18 India is currently available on GMT's P500 pre-order and offers some fresh twists and challenges for experienced 18xx players, as well as being easy to learn if you're new to 18xx. Here's some historical context and what you can expect gameplay-wise as described by the publisher:Quote:India's railroad history began in 1837 when The Red Hill Railway used the country's first steam-powered locomotive to carry stone for road work to Madras, modern-day Chennai. In 1845, India's first railway was incorporated, the Madras Railway. Sixteen years later, on a warm April day in 1853, a 14-carriage train carrying 400 passengers was hauled 21 miles by three steam locomotives - the Sahib, Sindh, and Sultan - and passenger railway service was thus initiated in India. From there, as they say, the rest is history, and India today has the world's fourth-largest railway network.Ludonova released Shinkansen: Zero Kei, a 1-4 player railway-building game from designers Isra C. and Shei S., the design team behind The Red Cathedral and 1987 Channel Tunnel.

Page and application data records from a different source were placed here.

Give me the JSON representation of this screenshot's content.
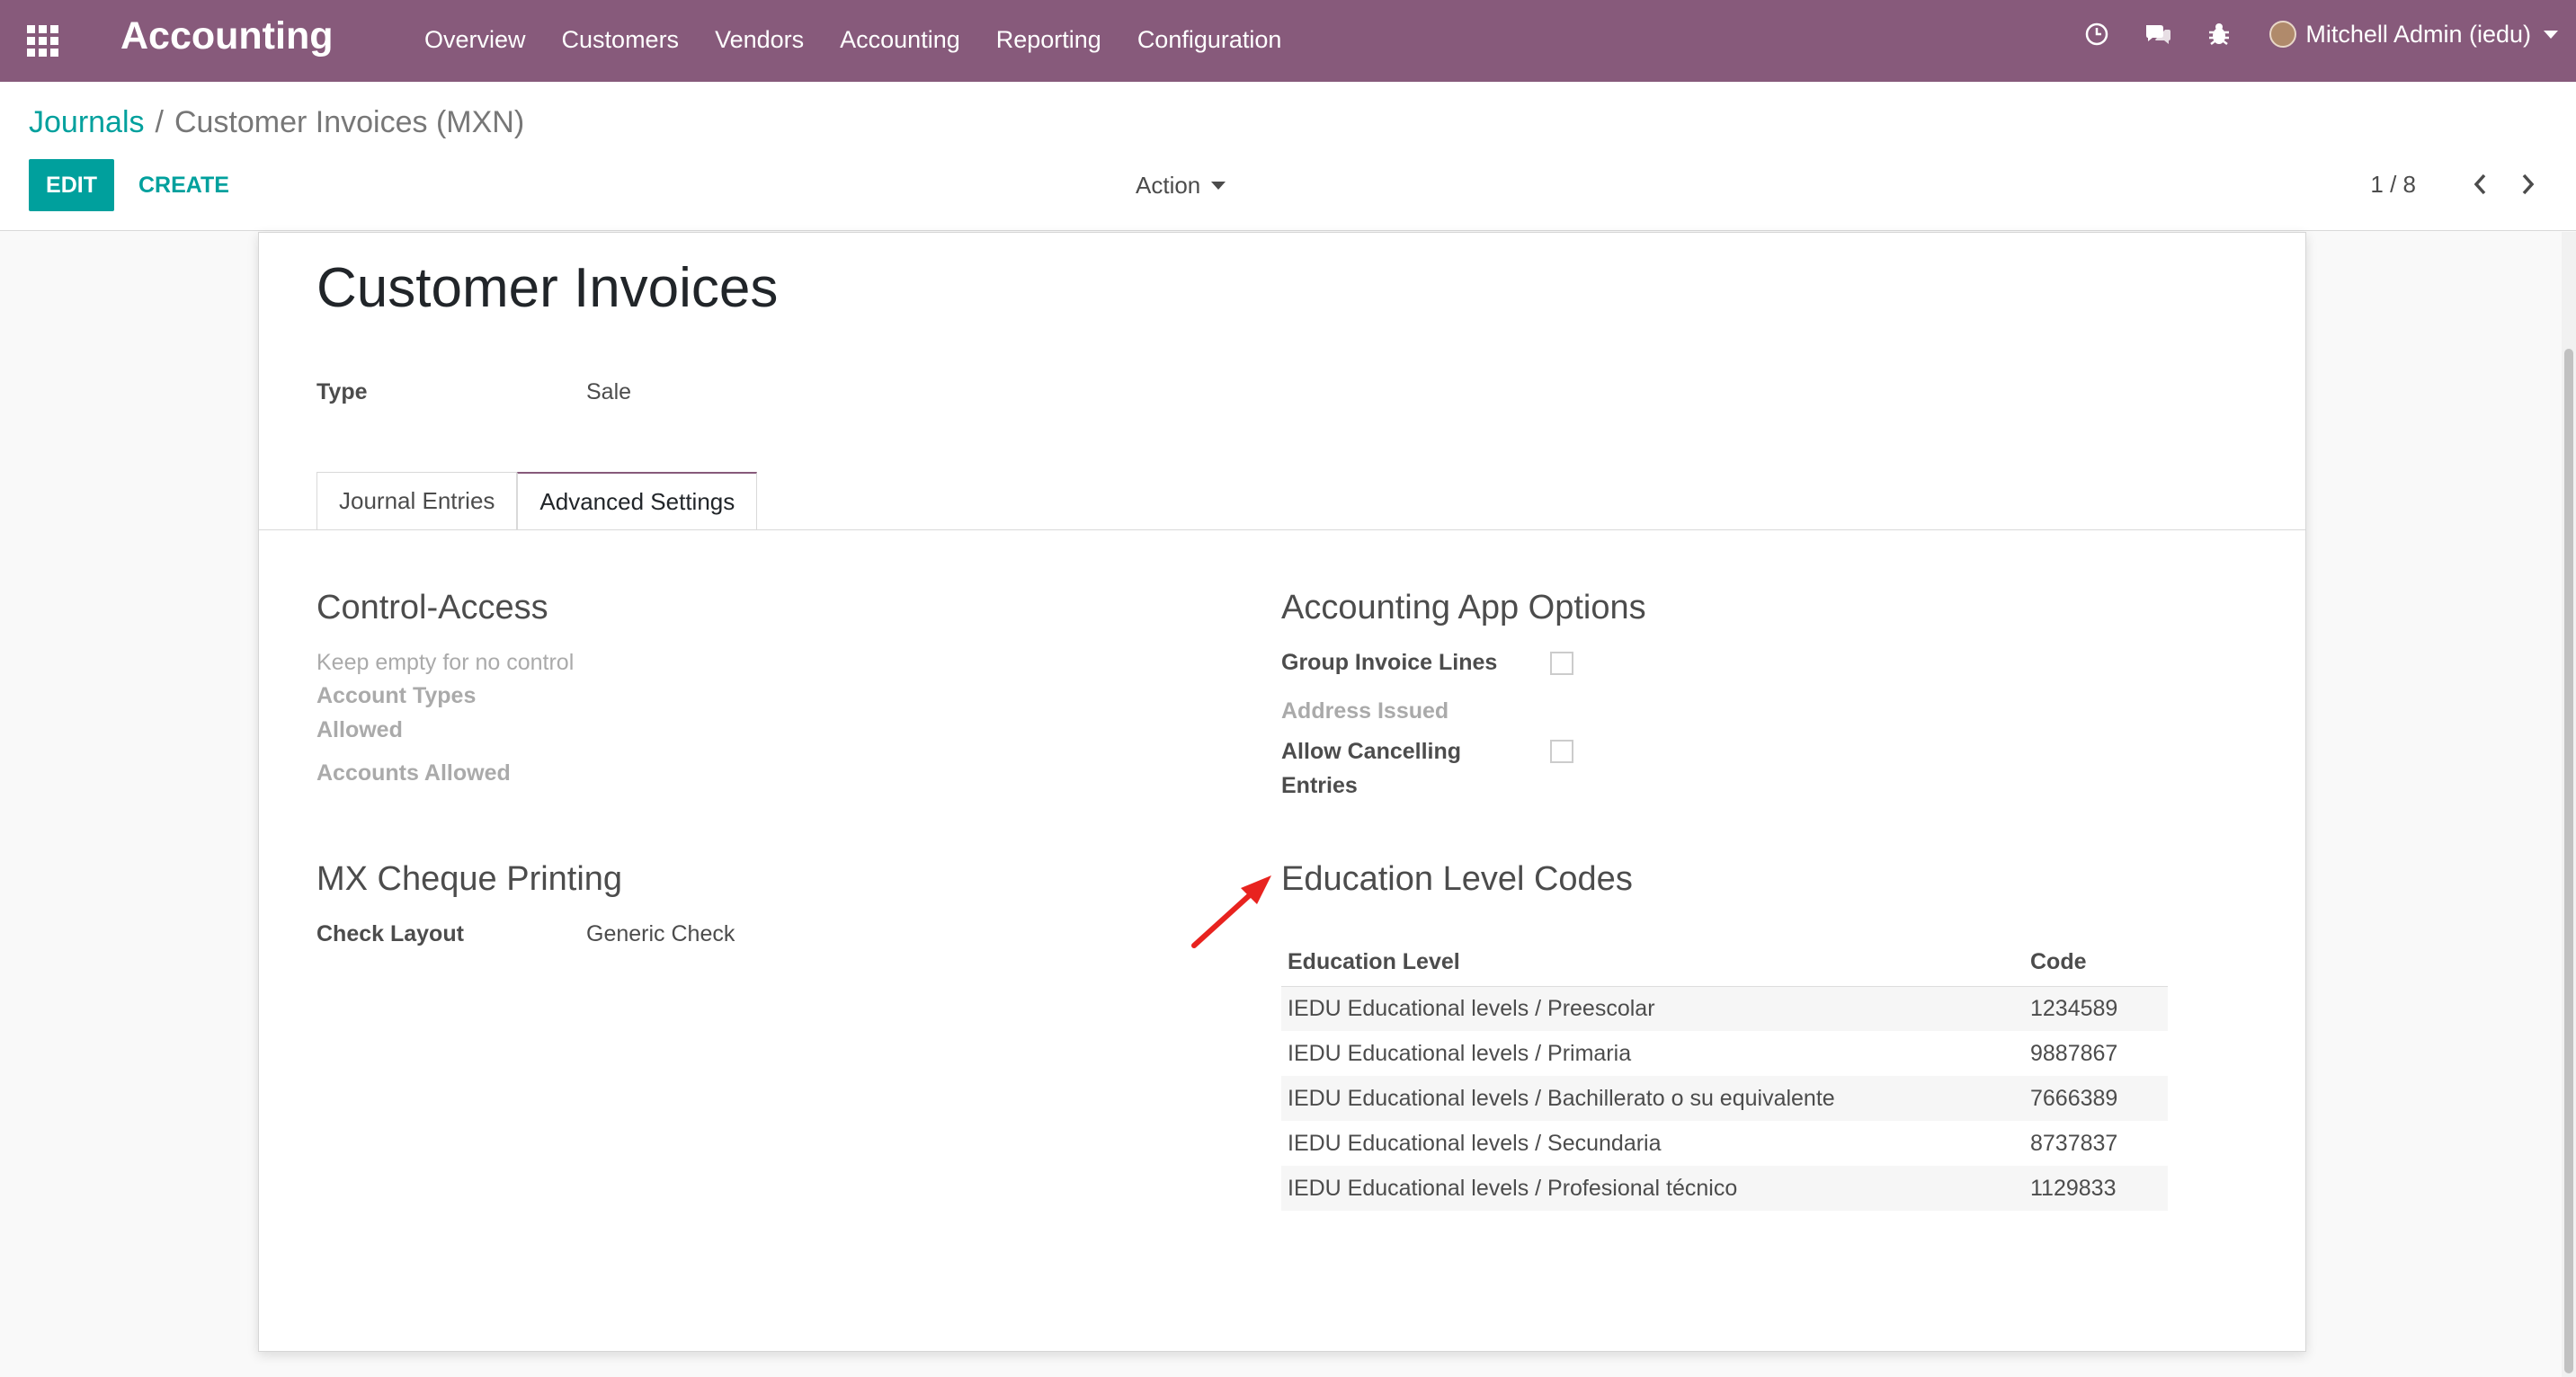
{
  "navbar": {
    "brand": "Accounting",
    "menu": [
      "Overview",
      "Customers",
      "Vendors",
      "Accounting",
      "Reporting",
      "Configuration"
    ],
    "user": "Mitchell Admin (iedu)",
    "color": "#875a7b"
  },
  "control_panel": {
    "breadcrumb_parent": "Journals",
    "breadcrumb_separator": "/",
    "breadcrumb_current": "Customer Invoices (MXN)",
    "edit_label": "EDIT",
    "create_label": "CREATE",
    "action_label": "Action",
    "pager": "1 / 8",
    "accent": "#00a09d"
  },
  "form": {
    "title": "Customer Invoices",
    "type_label": "Type",
    "type_value": "Sale",
    "tabs": [
      "Journal Entries",
      "Advanced Settings"
    ],
    "active_tab": "Advanced Settings",
    "control_access": {
      "title": "Control-Access",
      "help": "Keep empty for no control",
      "account_types_label_1": "Account Types",
      "account_types_label_2": "Allowed",
      "accounts_allowed_label": "Accounts Allowed"
    },
    "mx_cheque": {
      "title": "MX Cheque Printing",
      "check_layout_label": "Check Layout",
      "check_layout_value": "Generic Check"
    },
    "accounting_options": {
      "title": "Accounting App Options",
      "group_invoice_lines_label": "Group Invoice Lines",
      "group_invoice_lines_checked": false,
      "address_issued_label": "Address Issued",
      "allow_cancelling_label_1": "Allow Cancelling",
      "allow_cancelling_label_2": "Entries",
      "allow_cancelling_checked": false
    },
    "education_codes": {
      "title": "Education Level Codes",
      "headers": {
        "level": "Education Level",
        "code": "Code"
      },
      "rows": [
        {
          "level": "IEDU Educational levels / Preescolar",
          "code": "1234589"
        },
        {
          "level": "IEDU Educational levels / Primaria",
          "code": "9887867"
        },
        {
          "level": "IEDU Educational levels / Bachillerato o su equivalente",
          "code": "7666389"
        },
        {
          "level": "IEDU Educational levels / Secundaria",
          "code": "8737837"
        },
        {
          "level": "IEDU Educational levels / Profesional técnico",
          "code": "1129833"
        }
      ]
    }
  },
  "annotation": {
    "icon": "red-arrow-icon",
    "color": "#e8231f"
  }
}
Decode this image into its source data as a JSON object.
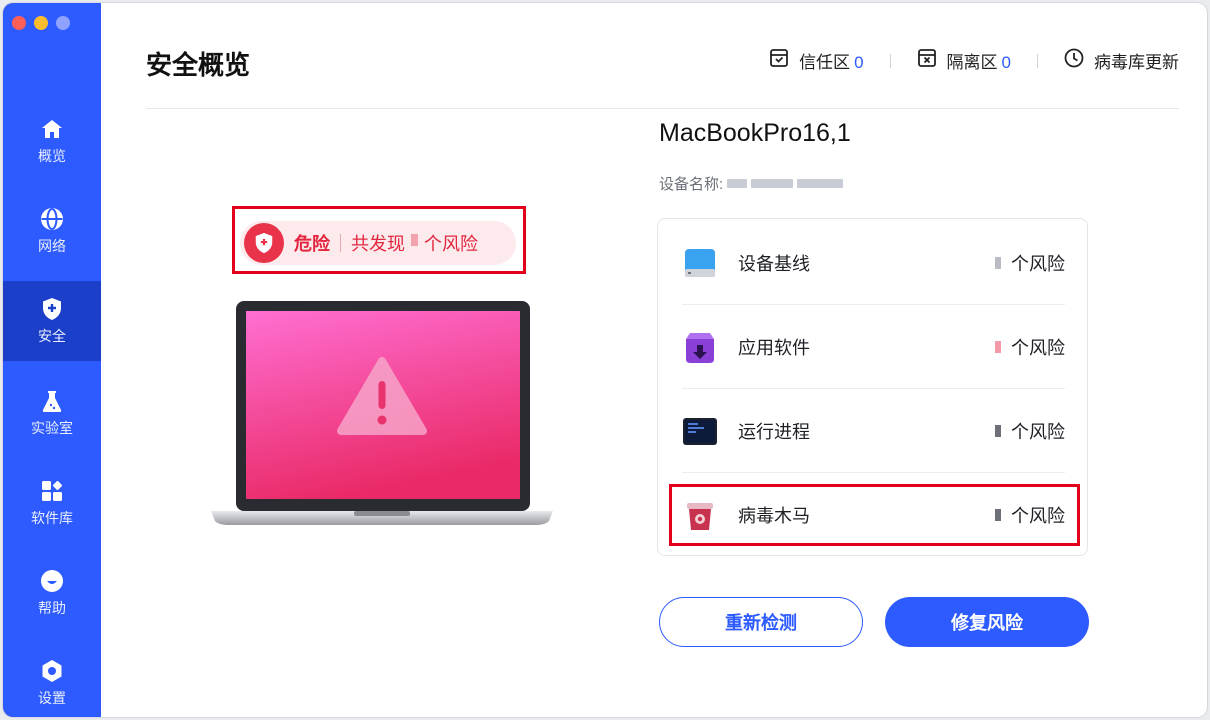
{
  "colors": {
    "brand": "#2d5bff",
    "danger": "#e2263f",
    "highlight": "#e2001a"
  },
  "sidebar": {
    "items": [
      {
        "label": "概览",
        "icon": "home-icon"
      },
      {
        "label": "网络",
        "icon": "globe-icon"
      },
      {
        "label": "安全",
        "icon": "shield-plus-icon",
        "active": true
      },
      {
        "label": "实验室",
        "icon": "flask-icon"
      },
      {
        "label": "软件库",
        "icon": "apps-icon"
      },
      {
        "label": "帮助",
        "icon": "help-icon"
      },
      {
        "label": "设置",
        "icon": "settings-icon"
      }
    ]
  },
  "header": {
    "title": "安全概览",
    "trust_zone": {
      "label": "信任区",
      "count": "0"
    },
    "quarantine": {
      "label": "隔离区",
      "count": "0"
    },
    "virus_db_update": "病毒库更新"
  },
  "status": {
    "level": "危险",
    "found_prefix": "共发现",
    "found_suffix": "个风险"
  },
  "device": {
    "model": "MacBookPro16,1",
    "name_label": "设备名称:"
  },
  "risk_items": [
    {
      "label": "设备基线",
      "count_suffix": "个风险",
      "icon": "disk-icon"
    },
    {
      "label": "应用软件",
      "count_suffix": "个风险",
      "icon": "app-download-icon"
    },
    {
      "label": "运行进程",
      "count_suffix": "个风险",
      "icon": "terminal-icon"
    },
    {
      "label": "病毒木马",
      "count_suffix": "个风险",
      "icon": "virus-bin-icon"
    }
  ],
  "actions": {
    "rescan": "重新检测",
    "fix": "修复风险"
  }
}
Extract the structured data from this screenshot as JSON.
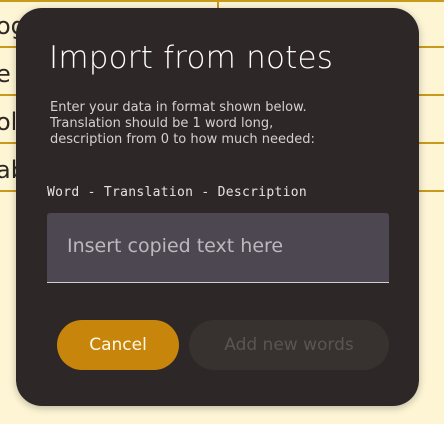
{
  "background": {
    "cells": [
      "og",
      "e",
      "ol",
      "ab"
    ]
  },
  "modal": {
    "title": "Import from notes",
    "description_lines": [
      "Enter your data in format shown below.",
      "Translation should be 1 word long,",
      "description from 0 to how much needed:"
    ],
    "format_example": "Word - Translation - Description",
    "input": {
      "placeholder": "Insert copied text here",
      "value": ""
    },
    "buttons": {
      "cancel_label": "Cancel",
      "add_label": "Add new words"
    }
  },
  "colors": {
    "page_background": "#fdf5d4",
    "table_lines": "#c89a1c",
    "modal_background": "#2d2827",
    "input_background": "#4c4750",
    "cancel_button": "#c7860b",
    "add_button_disabled": "#37322f"
  }
}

18 India is an operational railroad game for 2 to 5 people that plays in about 3 hours. The game is inspired by 1829 Mainline by Francis Tresham, and while the venerable Mr. Tresham created some novel mechanics for that game, many of them are not ideal for players that eschew in-game randomness. In 18 India, those random elements are transformed into an amazing level of pre-game variability, which gives each session of the game a different character. Critically, 18 India causes players to think differently about 18XX standards such as train management and investments.
The mechanics in 18 India include: track gauge changes, "Guarantee Companies", competition for commodity contracts, shares with exclusive rights to purchase, train trade-ins, a unique IPO display, and all track upgrades being available from the beginning of the game. By the way, trains do not rust, but there is certainly still a "train rush"!
18 India offers excellent game play variability. Each session features a different mix of companies that are in play leading to variations in route development, company creation, and investment strategies.
At game's end, each player's net worth - the value of their stock portfolio, factoring in the book value of the companies, and their cash - is their final score. The player with the most wealth wins.
In Shinkansen: Zero Kei, players compete to build the historic railway line in time for the Olympics as described below by the publisher:Quote:The Tōkaidō line of the Shinkansen began being built in 1959 with the aim of inaugurating the fastest train of the time, just before the 1964 Tokyo Olympics.
In Shinkansen: Zero Kei, players take on the role of its builders. They will take charge of constructing this historic railway line and all its corresponding stations. They can also help the Olympic venues in their preparation for the Games. The player who proves themselves to be the most efficient in their role will be declared the winner.
In each round of a game of Shinkansen, you will build your own bullet train, each carriage card you add to your train will provide you with an action or an ability. These actions will mainly allow you to build tracks and stations, collaborate in the preparation of the Olympic venues and obtain new carriage cards. The carriage cards are associated with cities through which the line passes. If you manage to build them in the correct order you will be rewarded in victory points. After five rounds, corresponding to the five-year construction of the line, the player with the most victory points wins.
- [+] Dice rolls